Enroth went home to Sweden during the lockout and signed with a team in the country’s second division. He played 12 games, including one that he’d rather forget. He and his Almtuna teammates hopped on the bus early on a Sunday morning, rode for eight hours, suffered a 4-1 loss and came all the way back home.
“It was a bad day for us,” the 24-year-old said.
He had a few with Buffalo. While he improved his goals-against average (2.70) and save percentage (.917) from the previous season, he went 0-8-3 in his last 11 decisions. That won’t cut it this year, especially if he gets only a dozen starts or so.
“We’re going to have to use both guys, and both guys are going to have to win us games,” Ruff said. “We know when we’re starting to play the heavy parts of the schedule your goaltender needs a break. You can ride him, but what a luxury if Jhonas can step in and win games for us.”

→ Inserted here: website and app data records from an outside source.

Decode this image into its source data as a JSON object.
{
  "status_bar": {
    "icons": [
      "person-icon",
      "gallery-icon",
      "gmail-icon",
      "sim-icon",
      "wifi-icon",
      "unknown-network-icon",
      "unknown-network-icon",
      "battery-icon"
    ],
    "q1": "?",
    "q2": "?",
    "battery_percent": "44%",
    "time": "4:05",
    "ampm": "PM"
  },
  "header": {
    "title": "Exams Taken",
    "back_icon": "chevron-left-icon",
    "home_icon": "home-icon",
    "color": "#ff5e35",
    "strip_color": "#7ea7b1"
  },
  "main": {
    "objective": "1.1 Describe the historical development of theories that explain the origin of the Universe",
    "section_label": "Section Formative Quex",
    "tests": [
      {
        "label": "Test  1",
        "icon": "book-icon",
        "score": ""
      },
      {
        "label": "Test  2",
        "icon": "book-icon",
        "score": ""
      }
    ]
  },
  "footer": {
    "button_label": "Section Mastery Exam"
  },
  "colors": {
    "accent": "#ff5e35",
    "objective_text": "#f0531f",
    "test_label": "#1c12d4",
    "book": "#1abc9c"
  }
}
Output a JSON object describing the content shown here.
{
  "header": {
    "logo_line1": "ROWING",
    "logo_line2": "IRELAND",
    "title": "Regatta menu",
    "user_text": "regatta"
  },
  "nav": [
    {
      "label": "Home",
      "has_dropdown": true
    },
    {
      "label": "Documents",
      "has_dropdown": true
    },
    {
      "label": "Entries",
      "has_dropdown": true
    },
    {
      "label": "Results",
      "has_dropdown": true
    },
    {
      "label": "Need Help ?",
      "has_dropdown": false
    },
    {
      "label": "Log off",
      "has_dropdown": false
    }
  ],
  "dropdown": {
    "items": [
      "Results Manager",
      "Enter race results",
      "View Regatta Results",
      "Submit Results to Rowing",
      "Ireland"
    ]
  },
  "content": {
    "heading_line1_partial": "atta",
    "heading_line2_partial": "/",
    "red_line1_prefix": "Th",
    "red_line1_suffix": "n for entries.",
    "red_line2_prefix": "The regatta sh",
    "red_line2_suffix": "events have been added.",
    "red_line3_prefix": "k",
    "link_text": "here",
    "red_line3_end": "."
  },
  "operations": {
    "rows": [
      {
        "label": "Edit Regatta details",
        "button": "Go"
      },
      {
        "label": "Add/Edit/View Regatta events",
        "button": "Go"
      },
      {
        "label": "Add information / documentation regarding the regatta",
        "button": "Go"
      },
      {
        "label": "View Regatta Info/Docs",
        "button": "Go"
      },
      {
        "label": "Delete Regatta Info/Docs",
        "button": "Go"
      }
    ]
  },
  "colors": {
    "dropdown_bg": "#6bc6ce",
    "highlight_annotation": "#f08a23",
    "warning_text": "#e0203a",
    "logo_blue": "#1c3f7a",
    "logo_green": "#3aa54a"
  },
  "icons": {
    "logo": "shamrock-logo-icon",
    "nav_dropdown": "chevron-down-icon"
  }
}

Said Miller: “I like where his game’s at. I think he’s done a good job making adjustments. It’s good to have him as a partner. If the two of us get going on the type of games we can play, I think we can hold the fort.”
The Sabres have changed their camp schedule and will take today off. They’ll finish with practices from 10:30 a.m. to 12:30 p.m. Friday and Saturday. The public is welcome to both.

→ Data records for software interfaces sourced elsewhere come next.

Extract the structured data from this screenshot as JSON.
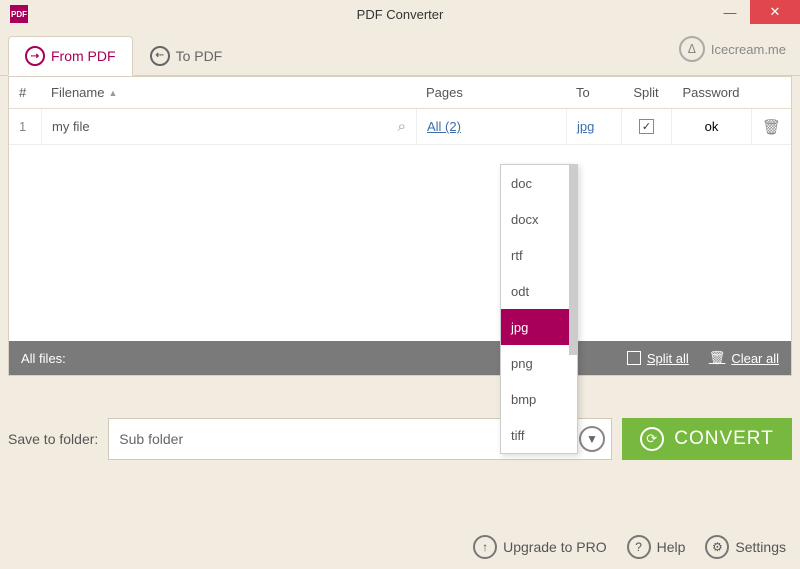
{
  "window": {
    "title": "PDF Converter",
    "app_icon_text": "PDF"
  },
  "tabs": {
    "from": "From PDF",
    "to": "To PDF"
  },
  "brand": "Icecream.me",
  "table": {
    "header": {
      "num": "#",
      "filename": "Filename",
      "pages": "Pages",
      "to": "To",
      "split": "Split",
      "password": "Password"
    },
    "row": {
      "num": "1",
      "filename": "my file",
      "pages": "All (2)",
      "to": "jpg",
      "split_checked": "✓",
      "password": "ok"
    }
  },
  "allfiles": {
    "label": "All files:",
    "split_all": "Split all",
    "clear_all": "Clear all"
  },
  "dropdown_options": [
    "doc",
    "docx",
    "rtf",
    "odt",
    "jpg",
    "png",
    "bmp",
    "tiff"
  ],
  "dropdown_selected": "jpg",
  "save": {
    "label": "Save to folder:",
    "value": "Sub folder"
  },
  "convert": "CONVERT",
  "footer": {
    "upgrade": "Upgrade to PRO",
    "help": "Help",
    "settings": "Settings"
  }
}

The day off coincides with the last waiver period before final rosters must be submitted. The Sabres have 26 players in camp and must get down to 23 before 3 p.m. Friday. Waivers begin at noon and last 24 hours.

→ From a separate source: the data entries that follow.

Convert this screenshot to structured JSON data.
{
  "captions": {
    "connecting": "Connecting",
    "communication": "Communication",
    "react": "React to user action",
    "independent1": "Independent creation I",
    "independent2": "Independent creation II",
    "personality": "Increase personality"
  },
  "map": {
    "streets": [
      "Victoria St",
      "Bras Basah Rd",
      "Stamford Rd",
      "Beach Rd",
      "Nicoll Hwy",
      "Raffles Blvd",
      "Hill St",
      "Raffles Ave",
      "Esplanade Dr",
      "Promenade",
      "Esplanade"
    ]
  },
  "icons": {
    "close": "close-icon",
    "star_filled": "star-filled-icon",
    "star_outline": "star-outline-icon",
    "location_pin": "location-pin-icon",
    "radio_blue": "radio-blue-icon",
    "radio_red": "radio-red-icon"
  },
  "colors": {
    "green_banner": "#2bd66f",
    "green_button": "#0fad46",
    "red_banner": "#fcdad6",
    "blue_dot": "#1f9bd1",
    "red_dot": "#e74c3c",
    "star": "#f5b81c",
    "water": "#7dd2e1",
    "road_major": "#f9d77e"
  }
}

Though they’ve participated fully in practice, it’s possible the Sabres could place forwards Nathan Gerbe (back) and Cody McCormick (finger) on injured reserve. If so, they’d have to waive only one player in an attempt to send him to Rochester. That would be only a temporary fix, however, since the return of both seems imminent.
Nearly everyone on the roster would need to clear waivers in order to be sent to Rochester. Several Amerks, including Kevin Porter and Nick Tarnasky, also must go through the waiver process because they’re on NHL contracts.
“We have guys to make decisions on,” said Miller, whose team is carrying 15 forwards, nine defensemen and two goalies. “With that amount of talent, there are some guys in my mind — maybe I shouldn’t even say it because it could spark somebody’s interest — but waivers becomes an issue for some of our guys, so it’s going to be interesting to see what decisions are being made.
“We have a lot of talent here. Everybody in this room can contribute and play a part. It should be interesting.”
The Sabres could send 18-year-old center Mikhail Grigorenko to the Quebec Major Junior Hockey League, but that seems like a long shot. He’s spent the entire week between veteran wingers Steve Ott and Ville Leino, so the Sabres are probably going to give him a five-game tryout before deciding his future.
“It really is the toughest question to answer,” Ruff said. “I just know if we feel he’s ready to help us win, we’ll use those games. We’ll make that decision at the end of the week. If we feel he’s ready, that he can help us win hockey games, he’ll in all likelihood be there.”